Marshall and Janice Karges
Marshall and Janice Karges were not convinced homeschooling was for them. Marshall was a bit more open to the idea, having had a sister who was homeschooling as a missionary family overseas. Janice was somewhat more hesitant to take the plunge, but after her oldest daughter was diagnosed with a severe milk allergy, the idea became more appealing. In addition, because the family lived in a very rural area, the thought of the long hours their daughter would spend on the bus to and from school every day made the decision even easier for them.
At the time they made their decision, homeschooling in North Dakota was not legal, but the battles were well underway. Janice states, “They thought we could not give our children a quality education, but we knew we could.” The Karges’ first became involved with homeschooling legislation in 1985. That legislative session, a bill passed the house and then went on to the senate. The small homeschooling community grew excited because they were told they had the votes to pass the bill in the senate as well. However, the vote in the senate was delayed until the day of the state superintendent’s meeting at the Capitol. The day of the vote, every senator had their district’s school superintendent sitting next to them. Needless to say, the bill failed that year.
Throughout this time, the Karges family watched while other homeschooling families fought legal battles to continue homeschooling their children, but had not faced any charges themselves. That changed in the fall of 1988 when a new school superintendent took over in their school district and decided to serve papers against them informing them they were not in compliance with compulsory education law. The Karges’ immediately called HSLDA, who took up the fight for them. Their attorney, Greg Lange, got the school to agree to wait to file charges until after the next legislative session in 1989, as they were fairly convinced they could get a homeschool law passed. This indeed did happen, and the charges against them were dropped.
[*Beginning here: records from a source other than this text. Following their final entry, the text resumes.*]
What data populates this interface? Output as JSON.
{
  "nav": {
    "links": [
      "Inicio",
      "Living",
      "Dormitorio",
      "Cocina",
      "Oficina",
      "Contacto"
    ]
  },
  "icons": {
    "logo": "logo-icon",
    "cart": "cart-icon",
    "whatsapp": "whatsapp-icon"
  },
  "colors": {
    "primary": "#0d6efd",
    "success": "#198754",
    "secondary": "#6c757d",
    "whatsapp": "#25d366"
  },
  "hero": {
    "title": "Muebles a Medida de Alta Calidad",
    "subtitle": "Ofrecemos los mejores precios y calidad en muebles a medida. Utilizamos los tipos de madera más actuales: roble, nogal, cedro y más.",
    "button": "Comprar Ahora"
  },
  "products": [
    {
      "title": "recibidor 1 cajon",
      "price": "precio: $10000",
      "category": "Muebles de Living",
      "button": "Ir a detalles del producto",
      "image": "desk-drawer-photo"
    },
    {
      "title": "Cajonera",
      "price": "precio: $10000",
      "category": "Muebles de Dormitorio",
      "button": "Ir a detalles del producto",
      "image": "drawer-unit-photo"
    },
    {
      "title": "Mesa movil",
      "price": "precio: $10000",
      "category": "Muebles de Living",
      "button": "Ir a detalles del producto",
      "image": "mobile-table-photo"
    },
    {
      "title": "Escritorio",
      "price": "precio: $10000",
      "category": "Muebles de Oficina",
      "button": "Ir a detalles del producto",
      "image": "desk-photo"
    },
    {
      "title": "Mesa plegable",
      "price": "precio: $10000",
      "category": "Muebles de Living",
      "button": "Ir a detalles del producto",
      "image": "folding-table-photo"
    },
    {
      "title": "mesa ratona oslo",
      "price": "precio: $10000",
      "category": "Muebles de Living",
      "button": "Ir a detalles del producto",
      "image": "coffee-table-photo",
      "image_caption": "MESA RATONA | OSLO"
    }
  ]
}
Looking back, Janice is thankful for the decision they made to homeschool all six of their children throughout all of their school years. She relates that she had to be very structured in her school days because they were a large, farming family. At one point, she realized it would be impossible to teach each of their children every single thing they would ever need to know. A better approach became teaching her children how to learn for themselves. This approach evidently paid off. Their oldest daughter Heidi is college educated, married and homeschooling her own children. Their next oldest twin daughters, Tami and Christi, both have degrees (in veterinary medicine and music performance, respectively). Both are married and Tammy homeschools her daughter. Their son, Daryn, has a farm and ranch operation and is married. They are homeschooling their children, with one in the public school system. Misty is their next oldest daughter, who is married and living in Denver, Colorado with a degree in Textile Design. They are expecting their first child. Annette is the youngest of the family. She has a master’s degree in Piano pedagogy and teaches private piano lessons.
Janice believes that the opposition they faced because of homeschooling led them to be more diligent and intent on giving their children a quality education. She wishes her children could have had more peer interactions (living in such a rural area decreased their opportunities for this). However, she relates that her daughter once told her in college, after having listened to some of the social issues her friends had gone through in junior high and high school, that she was so thankful she was homeschooled and did not have to experience those same things.
As she ponders “passing the torch” to the next generation of homeschooling families, she warns that, as with all freedoms, the freedom to homeschool will continually be threatened. We must always be aware of ways they are trying to take away our freedom to homeschool.